▸ WORK ITEM
Each line of the listing below must be set down exactly.
::: MATERIAL FOR THE TASK :::
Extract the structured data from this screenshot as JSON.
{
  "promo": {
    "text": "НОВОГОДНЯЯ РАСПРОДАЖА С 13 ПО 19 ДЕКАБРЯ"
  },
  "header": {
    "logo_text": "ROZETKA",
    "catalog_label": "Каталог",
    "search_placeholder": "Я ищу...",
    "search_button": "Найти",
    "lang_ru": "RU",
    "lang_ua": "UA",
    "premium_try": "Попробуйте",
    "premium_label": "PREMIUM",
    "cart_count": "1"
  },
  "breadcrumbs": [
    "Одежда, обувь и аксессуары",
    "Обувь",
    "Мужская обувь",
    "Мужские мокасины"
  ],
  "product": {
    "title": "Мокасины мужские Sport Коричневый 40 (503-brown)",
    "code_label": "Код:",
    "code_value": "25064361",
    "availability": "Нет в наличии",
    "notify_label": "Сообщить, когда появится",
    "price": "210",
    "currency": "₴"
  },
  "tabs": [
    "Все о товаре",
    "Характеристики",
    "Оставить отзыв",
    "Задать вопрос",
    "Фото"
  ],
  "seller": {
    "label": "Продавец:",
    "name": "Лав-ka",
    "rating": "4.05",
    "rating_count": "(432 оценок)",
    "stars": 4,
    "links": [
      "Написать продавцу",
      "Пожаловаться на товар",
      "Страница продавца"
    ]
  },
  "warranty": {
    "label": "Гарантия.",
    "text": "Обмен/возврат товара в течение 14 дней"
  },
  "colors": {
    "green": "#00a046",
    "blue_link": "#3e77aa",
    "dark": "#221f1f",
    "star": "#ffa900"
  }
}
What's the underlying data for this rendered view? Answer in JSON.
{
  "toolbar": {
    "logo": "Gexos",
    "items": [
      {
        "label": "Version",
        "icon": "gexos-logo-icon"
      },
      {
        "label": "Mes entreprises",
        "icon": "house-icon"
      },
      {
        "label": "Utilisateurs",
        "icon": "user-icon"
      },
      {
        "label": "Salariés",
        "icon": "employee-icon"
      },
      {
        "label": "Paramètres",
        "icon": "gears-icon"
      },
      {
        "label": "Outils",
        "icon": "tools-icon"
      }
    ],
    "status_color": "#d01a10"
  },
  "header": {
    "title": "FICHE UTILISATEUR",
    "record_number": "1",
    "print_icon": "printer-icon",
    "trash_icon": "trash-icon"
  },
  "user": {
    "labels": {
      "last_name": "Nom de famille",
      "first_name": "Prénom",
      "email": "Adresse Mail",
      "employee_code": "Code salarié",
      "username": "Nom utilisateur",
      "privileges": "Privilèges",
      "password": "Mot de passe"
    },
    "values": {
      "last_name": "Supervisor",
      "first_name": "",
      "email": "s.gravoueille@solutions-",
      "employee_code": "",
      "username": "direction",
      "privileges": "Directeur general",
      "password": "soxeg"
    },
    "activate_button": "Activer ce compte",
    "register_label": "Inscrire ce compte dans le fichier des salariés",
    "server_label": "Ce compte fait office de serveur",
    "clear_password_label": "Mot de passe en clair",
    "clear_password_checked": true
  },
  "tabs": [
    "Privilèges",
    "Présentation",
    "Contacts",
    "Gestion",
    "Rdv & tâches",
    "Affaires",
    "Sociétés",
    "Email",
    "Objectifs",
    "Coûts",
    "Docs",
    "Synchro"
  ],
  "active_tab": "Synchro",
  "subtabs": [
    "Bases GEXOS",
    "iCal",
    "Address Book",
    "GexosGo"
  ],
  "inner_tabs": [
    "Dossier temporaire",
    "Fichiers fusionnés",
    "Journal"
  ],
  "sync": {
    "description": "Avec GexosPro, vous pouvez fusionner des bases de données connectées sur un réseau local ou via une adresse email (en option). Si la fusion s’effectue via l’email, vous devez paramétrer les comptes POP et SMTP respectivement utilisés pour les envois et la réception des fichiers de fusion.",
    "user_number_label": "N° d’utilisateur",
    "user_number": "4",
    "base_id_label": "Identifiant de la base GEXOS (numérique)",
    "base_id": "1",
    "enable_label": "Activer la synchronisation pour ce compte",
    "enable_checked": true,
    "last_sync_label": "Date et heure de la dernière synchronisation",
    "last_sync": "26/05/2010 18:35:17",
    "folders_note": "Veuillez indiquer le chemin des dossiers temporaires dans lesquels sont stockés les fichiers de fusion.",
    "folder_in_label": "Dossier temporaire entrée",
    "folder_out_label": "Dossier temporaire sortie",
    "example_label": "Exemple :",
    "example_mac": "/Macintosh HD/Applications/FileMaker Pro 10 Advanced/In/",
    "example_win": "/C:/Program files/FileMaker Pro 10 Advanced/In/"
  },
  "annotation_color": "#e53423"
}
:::
▸ TASK ANSWER
Extract the structured data from this screenshot as JSON.
{
  "promo": {
    "text": "НОВОГОДНЯЯ РАСПРОДАЖА С 13 ПО 19 ДЕКАБРЯ"
  },
  "header": {
    "logo_text": "ROZETKA",
    "catalog_label": "Каталог",
    "search_placeholder": "Я ищу...",
    "search_button": "Найти",
    "lang_ru": "RU",
    "lang_ua": "UA",
    "premium_try": "Попробуйте",
    "premium_label": "PREMIUM",
    "cart_count": "1"
  },
  "breadcrumbs": [
    "Одежда, обувь и аксессуары",
    "Обувь",
    "Мужская обувь",
    "Мужские мокасины"
  ],
  "product": {
    "title": "Мокасины мужские Sport Коричневый 40 (503-brown)",
    "code_label": "Код:",
    "code_value": "25064361",
    "availability": "Нет в наличии",
    "notify_label": "Сообщить, когда появится",
    "price": "210",
    "currency": "₴"
  },
  "tabs": [
    "Все о товаре",
    "Характеристики",
    "Оставить отзыв",
    "Задать вопрос",
    "Фото"
  ],
  "seller": {
    "label": "Продавец:",
    "name": "Лав-ka",
    "rating": "4.05",
    "rating_count": "(432 оценок)",
    "stars": 4,
    "links": [
      "Написать продавцу",
      "Пожаловаться на товар",
      "Страница продавца"
    ]
  },
  "warranty": {
    "label": "Гарантия.",
    "text": "Обмен/возврат товара в течение 14 дней"
  },
  "colors": {
    "green": "#00a046",
    "blue_link": "#3e77aa",
    "dark": "#221f1f",
    "star": "#ffa900"
  }
}
What's the underlying data for this rendered view? Answer in JSON.
{
  "toolbar": {
    "logo": "Gexos",
    "items": [
      {
        "label": "Version",
        "icon": "gexos-logo-icon"
      },
      {
        "label": "Mes entreprises",
        "icon": "house-icon"
      },
      {
        "label": "Utilisateurs",
        "icon": "user-icon"
      },
      {
        "label": "Salariés",
        "icon": "employee-icon"
      },
      {
        "label": "Paramètres",
        "icon": "gears-icon"
      },
      {
        "label": "Outils",
        "icon": "tools-icon"
      }
    ],
    "status_color": "#d01a10"
  },
  "header": {
    "title": "FICHE UTILISATEUR",
    "record_number": "1",
    "print_icon": "printer-icon",
    "trash_icon": "trash-icon"
  },
  "user": {
    "labels": {
      "last_name": "Nom de famille",
      "first_name": "Prénom",
      "email": "Adresse Mail",
      "employee_code": "Code salarié",
      "username": "Nom utilisateur",
      "privileges": "Privilèges",
      "password": "Mot de passe"
    },
    "values": {
      "last_name": "Supervisor",
      "first_name": "",
      "email": "s.gravoueille@solutions-",
      "employee_code": "",
      "username": "direction",
      "privileges": "Directeur general",
      "password": "soxeg"
    },
    "activate_button": "Activer ce compte",
    "register_label": "Inscrire ce compte dans le fichier des salariés",
    "server_label": "Ce compte fait office de serveur",
    "clear_password_label": "Mot de passe en clair",
    "clear_password_checked": true
  },
  "tabs": [
    "Privilèges",
    "Présentation",
    "Contacts",
    "Gestion",
    "Rdv & tâches",
    "Affaires",
    "Sociétés",
    "Email",
    "Objectifs",
    "Coûts",
    "Docs",
    "Synchro"
  ],
  "active_tab": "Synchro",
  "subtabs": [
    "Bases GEXOS",
    "iCal",
    "Address Book",
    "GexosGo"
  ],
  "inner_tabs": [
    "Dossier temporaire",
    "Fichiers fusionnés",
    "Journal"
  ],
  "sync": {
    "description": "Avec GexosPro, vous pouvez fusionner des bases de données connectées sur un réseau local ou via une adresse email (en option). Si la fusion s’effectue via l’email, vous devez paramétrer les comptes POP et SMTP respectivement utilisés pour les envois et la réception des fichiers de fusion.",
    "user_number_label": "N° d’utilisateur",
    "user_number": "4",
    "base_id_label": "Identifiant de la base GEXOS (numérique)",
    "base_id": "1",
    "enable_label": "Activer la synchronisation pour ce compte",
    "enable_checked": true,
    "last_sync_label": "Date et heure de la dernière synchronisation",
    "last_sync": "26/05/2010 18:35:17",
    "folders_note": "Veuillez indiquer le chemin des dossiers temporaires dans lesquels sont stockés les fichiers de fusion.",
    "folder_in_label": "Dossier temporaire entrée",
    "folder_out_label": "Dossier temporaire sortie",
    "example_label": "Exemple :",
    "example_mac": "/Macintosh HD/Applications/FileMaker Pro 10 Advanced/In/",
    "example_win": "/C:/Program files/FileMaker Pro 10 Advanced/In/"
  },
  "annotation_color": "#e53423"
}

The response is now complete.